The data base of the research project EXOCAT, commissioned by the Catalonian government and coordinated by CREAF, has more than 1,100 exotic species registered in Catalonia, 111 of which are considered as invasive. This data base is a benchmark tool for improving policy on biological invasions and their control.
In a press conference, the Catalonian Department of Territory and Sustainability and CREAF have together unveiled the first open-access data base of exotic species in Catalonia where species are classified according to degree of establishment and invasiveness. This data base listing more than 1,100 exotic species is part of the EXOCAT project which has been issuing reports since 2012.
“Not all exotic species are invasive. It is important to remember that, for an exotic species to become invasive, it has to become successfully established, meaning that it is reproducing in the region, and it also has to extend its range and increase in numbers,” explains Joan Pino, CREAF Deputy Director and head of the EXOCAT project. Often, the process of invasion is only a matter of time, and for this reason experts say that rapid response and prevention are critical and may be the only ways to avoid the expansion of these species and limit their impacts on biodiversity, the economy, and public health.
Species profiles and maps of distribution
The EXOCAT data base, which can be consulted through the project web site, provides a variety of information about the more than 1,100 exotic species identified in Catalonia to date, including species profiles and maps of their distribution. Of the listed species, 38% have not yet formed stable populations. However, 111 species (10% of the total) have been able to extend their ranges throughout Catalonia and are categorized as invasive. When these statistics are compared with data from 2012, it is seen that the number of invasive species has remained relatively stable since in that year 110 (or 12%) of the total of 939 listed exotic species were considered invasive. On the other hand, 14% of listed species have become established but do not show signs of expansion. However, experts warn that a third of the species are listed simply because their presence is known, but that their current distributions and rates of expansion are unknown.
Global warming, transformation of the landscape, and trans-national movements of people and commerce have all favored the arrival and establishment of exotic species. Between 2012 and 2016 EXOCAT added 161 new species, some of which can be considered as new introductions, while it is possible that the other species were present but had gone undiscovered until now.
Exotic species are most common in metropolitan regions and coastal areas where high (human) population densities and long histories of commercial activities favor the arrival of new species. Also, mild climates and dramatic transformation of the landscape (urbanization, cropland abandonment and conversion, etc.) offer many opportunities to colonizing species.
Recently, many invertebrate species have arrived and expanded their range, including the tiger mosquito (Aedes albopictus), the box tree moth (Cydalima perspectalis) and the yellow sugarcane aphid (Sipha flava). Perhaps the most well-known recent arrival is the Asian hornet (Vespa velutina), detected in the Alt Empordà region in 2011 (possibly arriving from southern France) and which has now expanded throughout the northeastern Catalonian counties. This hornet can cause severe impacts on the beekeeping sector due to the high mortalities it causes in honeybees.

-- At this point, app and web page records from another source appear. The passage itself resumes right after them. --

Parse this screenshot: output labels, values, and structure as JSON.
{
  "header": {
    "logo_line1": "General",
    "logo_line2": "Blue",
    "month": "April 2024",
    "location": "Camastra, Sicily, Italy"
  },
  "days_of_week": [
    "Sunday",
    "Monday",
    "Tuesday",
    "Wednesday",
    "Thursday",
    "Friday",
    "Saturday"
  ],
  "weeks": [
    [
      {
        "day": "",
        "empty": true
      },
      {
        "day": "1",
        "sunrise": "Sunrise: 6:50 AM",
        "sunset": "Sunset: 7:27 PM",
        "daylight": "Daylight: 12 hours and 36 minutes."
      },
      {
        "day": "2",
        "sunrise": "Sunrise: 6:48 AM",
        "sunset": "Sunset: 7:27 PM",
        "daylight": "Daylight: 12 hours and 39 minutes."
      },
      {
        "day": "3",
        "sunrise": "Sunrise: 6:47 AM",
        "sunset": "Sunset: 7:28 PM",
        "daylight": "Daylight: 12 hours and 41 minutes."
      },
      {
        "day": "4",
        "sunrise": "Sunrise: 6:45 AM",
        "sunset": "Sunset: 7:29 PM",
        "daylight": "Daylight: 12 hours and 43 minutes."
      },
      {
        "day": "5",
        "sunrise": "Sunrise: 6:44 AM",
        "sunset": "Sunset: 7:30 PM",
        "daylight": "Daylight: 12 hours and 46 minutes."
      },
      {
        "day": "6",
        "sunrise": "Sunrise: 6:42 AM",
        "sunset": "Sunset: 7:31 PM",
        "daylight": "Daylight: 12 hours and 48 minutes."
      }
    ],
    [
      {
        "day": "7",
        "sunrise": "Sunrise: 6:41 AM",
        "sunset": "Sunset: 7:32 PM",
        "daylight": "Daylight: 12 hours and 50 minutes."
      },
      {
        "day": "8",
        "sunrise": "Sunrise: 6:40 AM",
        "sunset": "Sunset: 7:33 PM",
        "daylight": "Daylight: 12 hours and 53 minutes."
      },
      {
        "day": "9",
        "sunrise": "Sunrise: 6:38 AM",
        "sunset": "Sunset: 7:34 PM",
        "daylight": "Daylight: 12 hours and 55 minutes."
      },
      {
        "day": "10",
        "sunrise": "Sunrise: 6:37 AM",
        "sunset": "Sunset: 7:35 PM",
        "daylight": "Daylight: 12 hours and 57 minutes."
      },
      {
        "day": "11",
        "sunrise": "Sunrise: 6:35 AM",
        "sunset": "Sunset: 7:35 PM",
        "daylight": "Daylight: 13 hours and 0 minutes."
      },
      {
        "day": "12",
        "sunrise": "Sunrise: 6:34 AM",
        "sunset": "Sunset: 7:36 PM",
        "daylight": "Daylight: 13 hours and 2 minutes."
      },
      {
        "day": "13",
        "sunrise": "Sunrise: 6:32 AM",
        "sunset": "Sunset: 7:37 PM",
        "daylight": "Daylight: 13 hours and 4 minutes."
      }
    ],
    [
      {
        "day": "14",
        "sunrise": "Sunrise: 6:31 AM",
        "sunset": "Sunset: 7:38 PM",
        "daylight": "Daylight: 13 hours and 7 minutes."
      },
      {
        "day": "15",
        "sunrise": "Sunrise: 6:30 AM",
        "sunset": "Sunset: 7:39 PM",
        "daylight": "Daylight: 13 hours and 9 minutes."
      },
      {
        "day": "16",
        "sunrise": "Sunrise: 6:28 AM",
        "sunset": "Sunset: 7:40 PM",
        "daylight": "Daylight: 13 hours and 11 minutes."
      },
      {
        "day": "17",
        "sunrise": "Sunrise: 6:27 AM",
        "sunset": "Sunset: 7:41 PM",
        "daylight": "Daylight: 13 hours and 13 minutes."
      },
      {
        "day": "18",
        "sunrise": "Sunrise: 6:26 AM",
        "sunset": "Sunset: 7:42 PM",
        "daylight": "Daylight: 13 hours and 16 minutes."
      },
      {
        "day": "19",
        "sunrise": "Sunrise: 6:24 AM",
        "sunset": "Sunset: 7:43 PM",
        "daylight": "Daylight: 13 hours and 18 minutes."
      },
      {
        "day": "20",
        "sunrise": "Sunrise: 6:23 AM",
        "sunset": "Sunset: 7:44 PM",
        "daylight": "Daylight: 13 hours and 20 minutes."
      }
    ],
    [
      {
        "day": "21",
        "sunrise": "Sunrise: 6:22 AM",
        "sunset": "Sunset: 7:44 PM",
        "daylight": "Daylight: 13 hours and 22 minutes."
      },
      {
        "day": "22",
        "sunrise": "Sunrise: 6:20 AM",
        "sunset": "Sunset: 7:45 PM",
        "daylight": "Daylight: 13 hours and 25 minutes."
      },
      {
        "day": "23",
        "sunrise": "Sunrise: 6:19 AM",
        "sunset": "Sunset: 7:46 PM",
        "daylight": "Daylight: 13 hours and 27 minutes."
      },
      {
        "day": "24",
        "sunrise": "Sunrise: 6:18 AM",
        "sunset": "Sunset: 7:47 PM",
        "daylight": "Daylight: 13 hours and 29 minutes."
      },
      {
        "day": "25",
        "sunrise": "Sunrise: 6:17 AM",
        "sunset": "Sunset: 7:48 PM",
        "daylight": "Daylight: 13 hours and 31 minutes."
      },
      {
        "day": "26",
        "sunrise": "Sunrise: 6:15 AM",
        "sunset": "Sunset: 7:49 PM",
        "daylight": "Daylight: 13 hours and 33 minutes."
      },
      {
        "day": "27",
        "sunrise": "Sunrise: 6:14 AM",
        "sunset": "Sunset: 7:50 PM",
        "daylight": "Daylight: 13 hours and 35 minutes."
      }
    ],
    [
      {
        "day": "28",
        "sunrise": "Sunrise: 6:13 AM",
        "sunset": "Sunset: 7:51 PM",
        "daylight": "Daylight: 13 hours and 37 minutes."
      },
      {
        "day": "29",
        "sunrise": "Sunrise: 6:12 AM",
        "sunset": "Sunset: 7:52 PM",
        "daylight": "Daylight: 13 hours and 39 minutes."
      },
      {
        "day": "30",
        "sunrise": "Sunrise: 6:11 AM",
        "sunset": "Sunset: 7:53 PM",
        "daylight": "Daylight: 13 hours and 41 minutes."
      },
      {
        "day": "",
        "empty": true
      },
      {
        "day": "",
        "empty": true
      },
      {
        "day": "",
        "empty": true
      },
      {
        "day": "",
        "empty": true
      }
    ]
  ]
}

The case of the Asian hornet underscores the important role that EXOCAT may play in the management of biological invasions. As a part of the project, CREAF created a predictive model of risk of invasion by the hornet; the model was able to identify the most vulnerable regions and the most appropriate prevention and control measures to be undertaken. The model has been adopted nationally and is included in the Strategy for control, management, and possible eradication of the Asian hornet in Spain.
Among exotic mammals, of particular note is the coypu (Myocastor coypus), a South American rodent which was detected in Catalonia in the 1970s but was not able to form stable populations. However, beginning in 2010, EXOCAT data show an incipient but troubling process of colonization from Southern France (where the species is quite abundant) into the province of Girona. It has now expanded its range throughout the Alt Empordà region, has well-established populations in Empordà wetlands, and has been sighted in the middle course of the Fluvià river and in Garrotxa and l’Estany counties.
Searching for new collaborators
It is hoped that in the near future EXOCAT will become an important Catalonian node for the soon-to-be-established Spanish Exotic Species Alert Network. This network will include detection and early response protocols, measures which are proven to be effective in the control of biological invasions. However, it will be necessary to expand and maintain the network of collaborators contributing to the data base in Catalonia since this tool is used in the execution of the protocols.
It is important to keep in mind that data compiled in EXOCAT have been provided by more than 100 experts including scientists, technicians, and many devoted naturalists. In order to accommodate this data collection structure, in the near future EXOCAT will have new tools which will allow government technicians and even citizens to contribute data to the system.
Video of the press conference announcing the EXOCAT project